- NOTE: If we get more granular and separate the Hospice from the HH, we see higher valuations. EBITDA multiples between 4X – 5X and % of revenue around 60%. Simply put, Hospice drives higher value than HH.
There are a multitude of factors, beyond Revenue and EBITDA, which drive valuation in the Lower Middle Market HH&H. This analysis can define lower middle market valuation ranges in Home Health, Private Duty, and Hospice. Ultimately, the only way to truly define value is through a broad auction. Fortunately, we can conduct such an auction with confidentiality (non-disclosure to company personnel or competitors). The choice is yours if you want to sell.
Finding out more about Our Team
For more information, or to receive your free business valuation today, please contact us at www.healthcaredealteam.com.
 “Senior Housing and Healthcare Mergers & Acquisitions in the 21st Century.” Irving Levin Associates, 2019,
 In late 2018 we closed a deal with Amedysis. Our preference is to find strategic buyers who have institutional resources…the deal runs much smoother.
 Florida and Texas are responsible for producing the most transacted public company revenue in 2018. It has been our experience that these states see disproportionately heavier deal flow in healthcare transactions. However, our internal data set for the past year of HH&A transactions shows only one (1) Floridan and no Texas deals.
 Strategic, in this context, is defined as a buyer operating in the same vertical who will buy the company based on a per patient, or revenue basis—Top Line. They already have a business in place to scale with the target acquisition.
 An independent buyer is a term we use internally at our firm. It means an investor who purchases the business with an operational mindset, but not enough infrastructure to eliminate the fixed costs. Also, Hospital networks have been acquiring ancillary (post-acute) service companies. Over the past few years some of the most prominent and large-scale healthcare organizations have joined forces for large acquisitions. We have not represented deals with hospital buyers. They don’t seem to be interested in lower middle market, at least not our deals.
 See our blog on financial vs. strategic for more clarification, https://www.healthcaredealteam.com/infusion-pharmacy-market/

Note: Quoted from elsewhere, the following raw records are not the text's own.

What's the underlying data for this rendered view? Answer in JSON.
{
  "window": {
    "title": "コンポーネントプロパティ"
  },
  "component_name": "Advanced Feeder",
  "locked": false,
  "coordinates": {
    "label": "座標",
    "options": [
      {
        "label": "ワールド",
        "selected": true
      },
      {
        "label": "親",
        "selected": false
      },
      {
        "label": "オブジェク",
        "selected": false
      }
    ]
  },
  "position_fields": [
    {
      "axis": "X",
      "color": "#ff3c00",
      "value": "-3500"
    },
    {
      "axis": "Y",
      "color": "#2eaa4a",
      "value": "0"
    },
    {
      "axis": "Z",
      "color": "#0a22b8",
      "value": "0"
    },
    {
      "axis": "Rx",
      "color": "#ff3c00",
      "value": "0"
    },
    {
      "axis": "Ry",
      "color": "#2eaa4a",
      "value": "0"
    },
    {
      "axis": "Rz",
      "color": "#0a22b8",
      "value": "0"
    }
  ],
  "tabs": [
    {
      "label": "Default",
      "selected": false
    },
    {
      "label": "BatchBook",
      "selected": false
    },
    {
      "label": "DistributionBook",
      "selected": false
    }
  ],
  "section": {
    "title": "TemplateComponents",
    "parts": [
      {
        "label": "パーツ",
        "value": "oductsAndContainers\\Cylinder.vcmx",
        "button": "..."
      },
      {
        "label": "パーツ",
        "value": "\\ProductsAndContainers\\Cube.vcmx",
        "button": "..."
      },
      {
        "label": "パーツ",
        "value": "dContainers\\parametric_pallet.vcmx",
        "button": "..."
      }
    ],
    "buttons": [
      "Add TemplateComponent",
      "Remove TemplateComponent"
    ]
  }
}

 Kauffman Hall “The Year in Numbers.” M&A Review, Kaufman Hall, 2018, https://mnareview.kaufmanhall.com/the-year-in-numbers
 Hospice is a stand-out in this segment. The valuations are stable thanks to better reimbursement from CMS.